Data for the task below:

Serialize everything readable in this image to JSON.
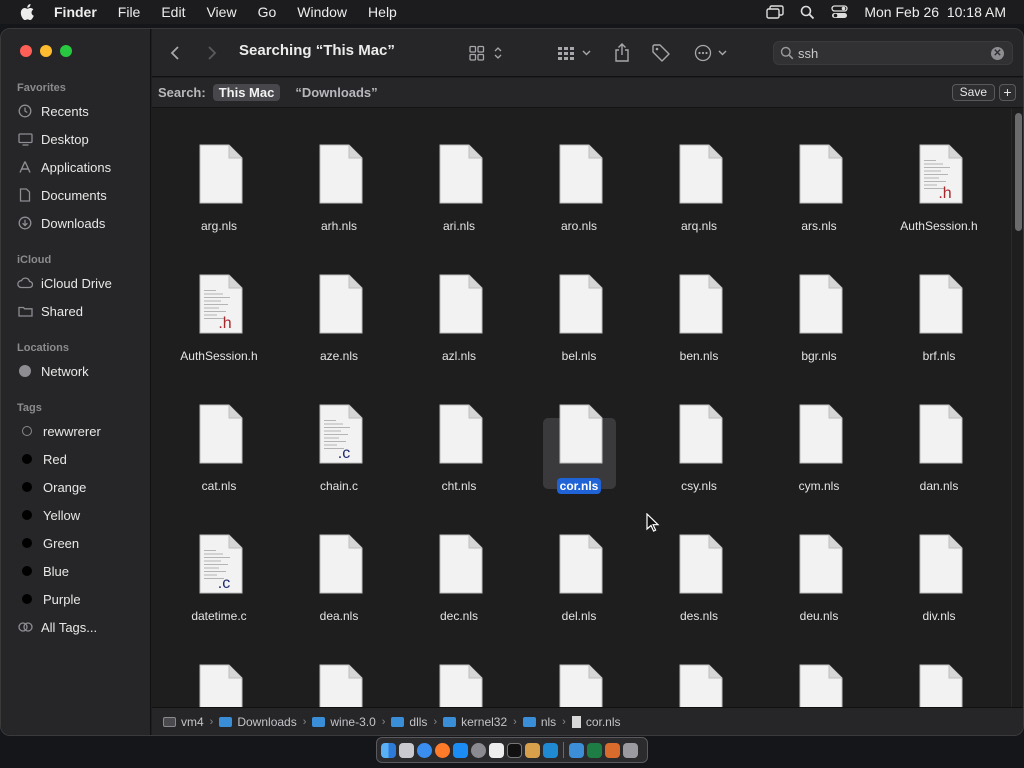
{
  "menubar": {
    "app_name": "Finder",
    "menus": [
      "File",
      "Edit",
      "View",
      "Go",
      "Window",
      "Help"
    ],
    "datetime": "Mon Feb 26  10:18 AM"
  },
  "sidebar": {
    "favorites_title": "Favorites",
    "favorites": [
      {
        "label": "Recents",
        "icon": "clock-icon"
      },
      {
        "label": "Desktop",
        "icon": "desktop-icon"
      },
      {
        "label": "Applications",
        "icon": "applications-icon"
      },
      {
        "label": "Documents",
        "icon": "document-icon"
      },
      {
        "label": "Downloads",
        "icon": "download-icon"
      }
    ],
    "icloud_title": "iCloud",
    "icloud": [
      {
        "label": "iCloud Drive",
        "icon": "cloud-icon"
      },
      {
        "label": "Shared",
        "icon": "shared-folder-icon"
      }
    ],
    "locations_title": "Locations",
    "locations": [
      {
        "label": "Network",
        "icon": "network-icon"
      }
    ],
    "tags_title": "Tags",
    "tags": [
      "rewwrerer",
      "Red",
      "Orange",
      "Yellow",
      "Green",
      "Blue",
      "Purple"
    ],
    "all_tags": "All Tags..."
  },
  "toolbar": {
    "title": "Searching “This Mac”",
    "search_value": "ssh"
  },
  "scopebar": {
    "label": "Search:",
    "active_scope": "This Mac",
    "other_scope": "“Downloads”",
    "save_label": "Save",
    "add_label": "+"
  },
  "files": [
    {
      "name": "arg.nls",
      "type": "blank"
    },
    {
      "name": "arh.nls",
      "type": "blank"
    },
    {
      "name": "ari.nls",
      "type": "blank"
    },
    {
      "name": "aro.nls",
      "type": "blank"
    },
    {
      "name": "arq.nls",
      "type": "blank"
    },
    {
      "name": "ars.nls",
      "type": "blank"
    },
    {
      "name": "AuthSession.h",
      "type": "h"
    },
    {
      "name": "AuthSession.h",
      "type": "h"
    },
    {
      "name": "aze.nls",
      "type": "blank"
    },
    {
      "name": "azl.nls",
      "type": "blank"
    },
    {
      "name": "bel.nls",
      "type": "blank"
    },
    {
      "name": "ben.nls",
      "type": "blank"
    },
    {
      "name": "bgr.nls",
      "type": "blank"
    },
    {
      "name": "brf.nls",
      "type": "blank"
    },
    {
      "name": "cat.nls",
      "type": "blank"
    },
    {
      "name": "chain.c",
      "type": "c"
    },
    {
      "name": "cht.nls",
      "type": "blank"
    },
    {
      "name": "cor.nls",
      "type": "blank",
      "selected": true
    },
    {
      "name": "csy.nls",
      "type": "blank"
    },
    {
      "name": "cym.nls",
      "type": "blank"
    },
    {
      "name": "dan.nls",
      "type": "blank"
    },
    {
      "name": "datetime.c",
      "type": "c"
    },
    {
      "name": "dea.nls",
      "type": "blank"
    },
    {
      "name": "dec.nls",
      "type": "blank"
    },
    {
      "name": "del.nls",
      "type": "blank"
    },
    {
      "name": "des.nls",
      "type": "blank"
    },
    {
      "name": "deu.nls",
      "type": "blank"
    },
    {
      "name": "div.nls",
      "type": "blank"
    },
    {
      "name": "",
      "type": "blank"
    },
    {
      "name": "",
      "type": "blank"
    },
    {
      "name": "",
      "type": "blank"
    },
    {
      "name": "",
      "type": "blank"
    },
    {
      "name": "",
      "type": "blank"
    },
    {
      "name": "",
      "type": "blank"
    },
    {
      "name": "",
      "type": "blank"
    }
  ],
  "pathbar": [
    "vm4",
    "Downloads",
    "wine-3.0",
    "dlls",
    "kernel32",
    "nls",
    "cor.nls"
  ],
  "colors": {
    "selection": "#1f63d6",
    "tag_red": "#ff453a",
    "h_ext": "#a5282c",
    "c_ext": "#1f2a6e"
  }
}
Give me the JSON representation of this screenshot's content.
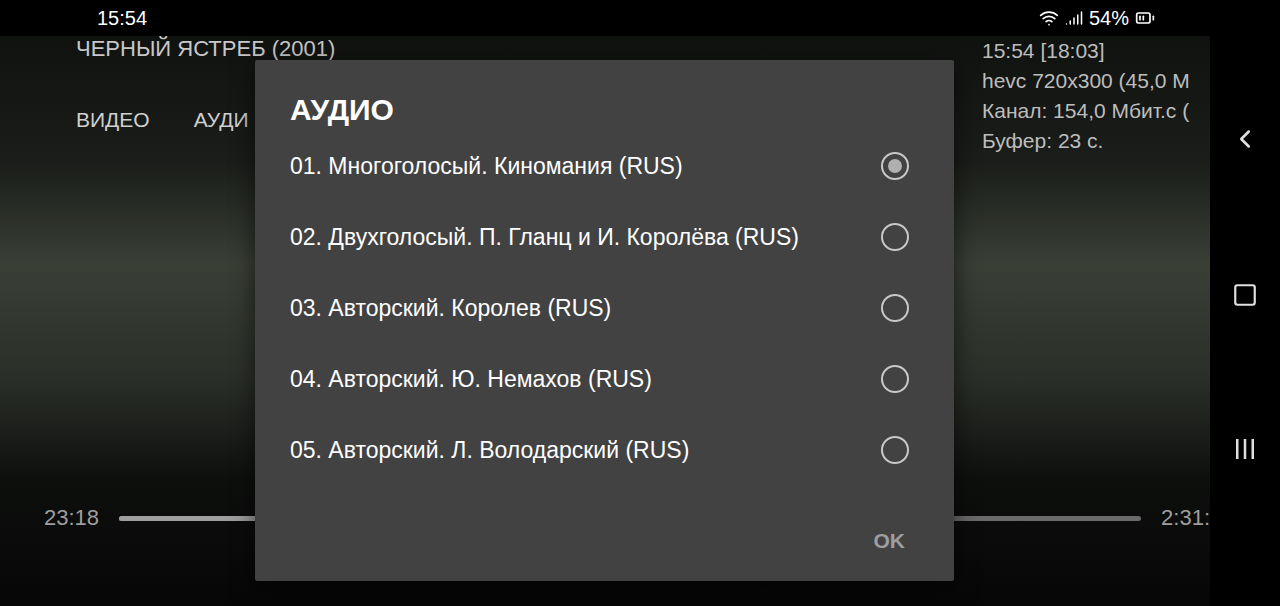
{
  "status_bar": {
    "time": "15:54",
    "battery": "54%"
  },
  "player": {
    "title": "ЧЕРНЫЙ ЯСТРЕБ (2001)",
    "tabs": [
      {
        "label": "ВИДЕО"
      },
      {
        "label": "АУДИ"
      }
    ],
    "info": [
      "15:54  [18:03]",
      "hevc 720x300 (45,0 М",
      "Канал: 154,0 Мбит.с (",
      "Буфер: 23 с."
    ],
    "seek": {
      "elapsed": "23:18",
      "duration": "2:31:",
      "level": 0.154
    }
  },
  "dialog": {
    "title": "АУДИО",
    "options": [
      {
        "label": "01. Многоголосый. Киномания (RUS)",
        "selected": true
      },
      {
        "label": "02. Двухголосый. П. Гланц и И. Королёва (RUS)",
        "selected": false
      },
      {
        "label": "03. Авторский. Королев (RUS)",
        "selected": false
      },
      {
        "label": "04. Авторский. Ю. Немахов (RUS)",
        "selected": false
      },
      {
        "label": "05. Авторский. Л. Володарский (RUS)",
        "selected": false
      }
    ],
    "buttons": [
      "OK"
    ]
  }
}
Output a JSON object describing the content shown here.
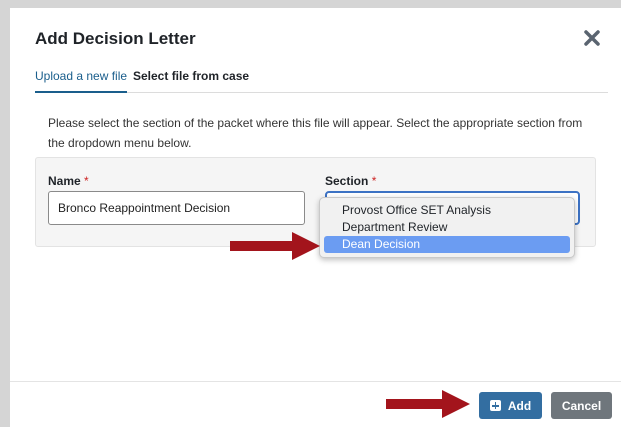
{
  "modal": {
    "title": "Add Decision Letter",
    "close_icon": "close-icon"
  },
  "tabs": [
    {
      "label": "Upload a new file",
      "active": true
    },
    {
      "label": "Select file from case",
      "active": false
    }
  ],
  "instructions": "Please select the section of the packet where this file will appear. Select the appropriate section from the dropdown menu below.",
  "form": {
    "name_label": "Name",
    "name_required_marker": "*",
    "name_value": "Bronco Reappointment Decision",
    "section_label": "Section",
    "section_required_marker": "*"
  },
  "dropdown": {
    "options": [
      "Provost Office SET Analysis",
      "Department Review",
      "Dean Decision"
    ],
    "highlighted": "Dean Decision"
  },
  "footer": {
    "add_label": "Add",
    "cancel_label": "Cancel"
  },
  "colors": {
    "accent": "#1a5e8c",
    "add_button": "#336ea1",
    "cancel_button": "#6f767c",
    "highlight": "#6b9cf2",
    "annotation_arrow": "#a3141c",
    "required": "#cc2222"
  }
}
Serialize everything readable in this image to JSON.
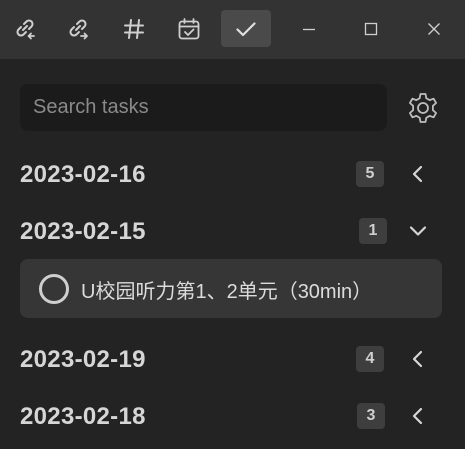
{
  "toolbar": {
    "buttons": [
      {
        "icon": "link-incoming-icon"
      },
      {
        "icon": "link-outgoing-icon"
      },
      {
        "icon": "hashtag-icon"
      },
      {
        "icon": "calendar-check-icon"
      },
      {
        "icon": "checkmark-icon",
        "active": true
      }
    ],
    "window_controls": [
      "minimize-icon",
      "maximize-icon",
      "close-icon"
    ]
  },
  "search": {
    "placeholder": "Search tasks",
    "value": ""
  },
  "groups": [
    {
      "date": "2023-02-16",
      "count": "5",
      "expanded": false
    },
    {
      "date": "2023-02-15",
      "count": "1",
      "expanded": true,
      "tasks": [
        {
          "label": "U校园听力第1、2单元（30min）",
          "done": false
        }
      ]
    },
    {
      "date": "2023-02-19",
      "count": "4",
      "expanded": false
    },
    {
      "date": "2023-02-18",
      "count": "3",
      "expanded": false
    }
  ],
  "colors": {
    "background": "#232323",
    "titlebar": "#333333",
    "active_button": "#4a4a4a",
    "text": "#d4d4d4"
  }
}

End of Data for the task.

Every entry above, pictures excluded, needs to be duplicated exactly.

Serialize everything readable in this image to JSON.
{
  "menubar": {
    "app_name": "Finder",
    "menus": [
      "File",
      "Edit",
      "View",
      "Go",
      "Window",
      "Help"
    ],
    "datetime": "Mon Feb 26  10:18 AM"
  },
  "sidebar": {
    "favorites_title": "Favorites",
    "favorites": [
      {
        "label": "Recents",
        "icon": "clock-icon"
      },
      {
        "label": "Desktop",
        "icon": "desktop-icon"
      },
      {
        "label": "Applications",
        "icon": "applications-icon"
      },
      {
        "label": "Documents",
        "icon": "document-icon"
      },
      {
        "label": "Downloads",
        "icon": "download-icon"
      }
    ],
    "icloud_title": "iCloud",
    "icloud": [
      {
        "label": "iCloud Drive",
        "icon": "cloud-icon"
      },
      {
        "label": "Shared",
        "icon": "shared-folder-icon"
      }
    ],
    "locations_title": "Locations",
    "locations": [
      {
        "label": "Network",
        "icon": "network-icon"
      }
    ],
    "tags_title": "Tags",
    "tags": [
      "rewwrerer",
      "Red",
      "Orange",
      "Yellow",
      "Green",
      "Blue",
      "Purple"
    ],
    "all_tags": "All Tags..."
  },
  "toolbar": {
    "title": "Searching “This Mac”",
    "search_value": "ssh"
  },
  "scopebar": {
    "label": "Search:",
    "active_scope": "This Mac",
    "other_scope": "“Downloads”",
    "save_label": "Save",
    "add_label": "+"
  },
  "files": [
    {
      "name": "arg.nls",
      "type": "blank"
    },
    {
      "name": "arh.nls",
      "type": "blank"
    },
    {
      "name": "ari.nls",
      "type": "blank"
    },
    {
      "name": "aro.nls",
      "type": "blank"
    },
    {
      "name": "arq.nls",
      "type": "blank"
    },
    {
      "name": "ars.nls",
      "type": "blank"
    },
    {
      "name": "AuthSession.h",
      "type": "h"
    },
    {
      "name": "AuthSession.h",
      "type": "h"
    },
    {
      "name": "aze.nls",
      "type": "blank"
    },
    {
      "name": "azl.nls",
      "type": "blank"
    },
    {
      "name": "bel.nls",
      "type": "blank"
    },
    {
      "name": "ben.nls",
      "type": "blank"
    },
    {
      "name": "bgr.nls",
      "type": "blank"
    },
    {
      "name": "brf.nls",
      "type": "blank"
    },
    {
      "name": "cat.nls",
      "type": "blank"
    },
    {
      "name": "chain.c",
      "type": "c"
    },
    {
      "name": "cht.nls",
      "type": "blank"
    },
    {
      "name": "cor.nls",
      "type": "blank",
      "selected": true
    },
    {
      "name": "csy.nls",
      "type": "blank"
    },
    {
      "name": "cym.nls",
      "type": "blank"
    },
    {
      "name": "dan.nls",
      "type": "blank"
    },
    {
      "name": "datetime.c",
      "type": "c"
    },
    {
      "name": "dea.nls",
      "type": "blank"
    },
    {
      "name": "dec.nls",
      "type": "blank"
    },
    {
      "name": "del.nls",
      "type": "blank"
    },
    {
      "name": "des.nls",
      "type": "blank"
    },
    {
      "name": "deu.nls",
      "type": "blank"
    },
    {
      "name": "div.nls",
      "type": "blank"
    },
    {
      "name": "",
      "type": "blank"
    },
    {
      "name": "",
      "type": "blank"
    },
    {
      "name": "",
      "type": "blank"
    },
    {
      "name": "",
      "type": "blank"
    },
    {
      "name": "",
      "type": "blank"
    },
    {
      "name": "",
      "type": "blank"
    },
    {
      "name": "",
      "type": "blank"
    }
  ],
  "pathbar": [
    "vm4",
    "Downloads",
    "wine-3.0",
    "dlls",
    "kernel32",
    "nls",
    "cor.nls"
  ],
  "colors": {
    "selection": "#1f63d6",
    "tag_red": "#ff453a",
    "h_ext": "#a5282c",
    "c_ext": "#1f2a6e"
  }
}
Give me the JSON representation of this screenshot's content.
{
  "status_bar": {
    "time": "15:54",
    "battery": "54%"
  },
  "player": {
    "title": "ЧЕРНЫЙ ЯСТРЕБ (2001)",
    "tabs": [
      {
        "label": "ВИДЕО"
      },
      {
        "label": "АУДИ"
      }
    ],
    "info": [
      "15:54  [18:03]",
      "hevc 720x300 (45,0 М",
      "Канал: 154,0 Мбит.с (",
      "Буфер: 23 с."
    ],
    "seek": {
      "elapsed": "23:18",
      "duration": "2:31:",
      "level": 0.154
    }
  },
  "dialog": {
    "title": "АУДИО",
    "options": [
      {
        "label": "01. Многоголосый. Киномания (RUS)",
        "selected": true
      },
      {
        "label": "02. Двухголосый. П. Гланц и И. Королёва (RUS)",
        "selected": false
      },
      {
        "label": "03. Авторский. Королев (RUS)",
        "selected": false
      },
      {
        "label": "04. Авторский. Ю. Немахов (RUS)",
        "selected": false
      },
      {
        "label": "05. Авторский. Л. Володарский (RUS)",
        "selected": false
      }
    ],
    "buttons": [
      "OK"
    ]
  }
}
Output a JSON object describing the content shown here.
{
  "modal": {
    "title": "Add Decision Letter",
    "close_icon": "close-icon"
  },
  "tabs": [
    {
      "label": "Upload a new file",
      "active": true
    },
    {
      "label": "Select file from case",
      "active": false
    }
  ],
  "instructions": "Please select the section of the packet where this file will appear. Select the appropriate section from the dropdown menu below.",
  "form": {
    "name_label": "Name",
    "name_required_marker": "*",
    "name_value": "Bronco Reappointment Decision",
    "section_label": "Section",
    "section_required_marker": "*"
  },
  "dropdown": {
    "options": [
      "Provost Office SET Analysis",
      "Department Review",
      "Dean Decision"
    ],
    "highlighted": "Dean Decision"
  },
  "footer": {
    "add_label": "Add",
    "cancel_label": "Cancel"
  },
  "colors": {
    "accent": "#1a5e8c",
    "add_button": "#336ea1",
    "cancel_button": "#6f767c",
    "highlight": "#6b9cf2",
    "annotation_arrow": "#a3141c",
    "required": "#cc2222"
  }
}
Serialize everything readable in this image to JSON.
{
  "toolbar": {
    "buttons": [
      {
        "icon": "link-incoming-icon"
      },
      {
        "icon": "link-outgoing-icon"
      },
      {
        "icon": "hashtag-icon"
      },
      {
        "icon": "calendar-check-icon"
      },
      {
        "icon": "checkmark-icon",
        "active": true
      }
    ],
    "window_controls": [
      "minimize-icon",
      "maximize-icon",
      "close-icon"
    ]
  },
  "search": {
    "placeholder": "Search tasks",
    "value": ""
  },
  "groups": [
    {
      "date": "2023-02-16",
      "count": "5",
      "expanded": false
    },
    {
      "date": "2023-02-15",
      "count": "1",
      "expanded": true,
      "tasks": [
        {
          "label": "U校园听力第1、2单元（30min）",
          "done": false
        }
      ]
    },
    {
      "date": "2023-02-19",
      "count": "4",
      "expanded": false
    },
    {
      "date": "2023-02-18",
      "count": "3",
      "expanded": false
    }
  ],
  "colors": {
    "background": "#232323",
    "titlebar": "#333333",
    "active_button": "#4a4a4a",
    "text": "#d4d4d4"
  }
}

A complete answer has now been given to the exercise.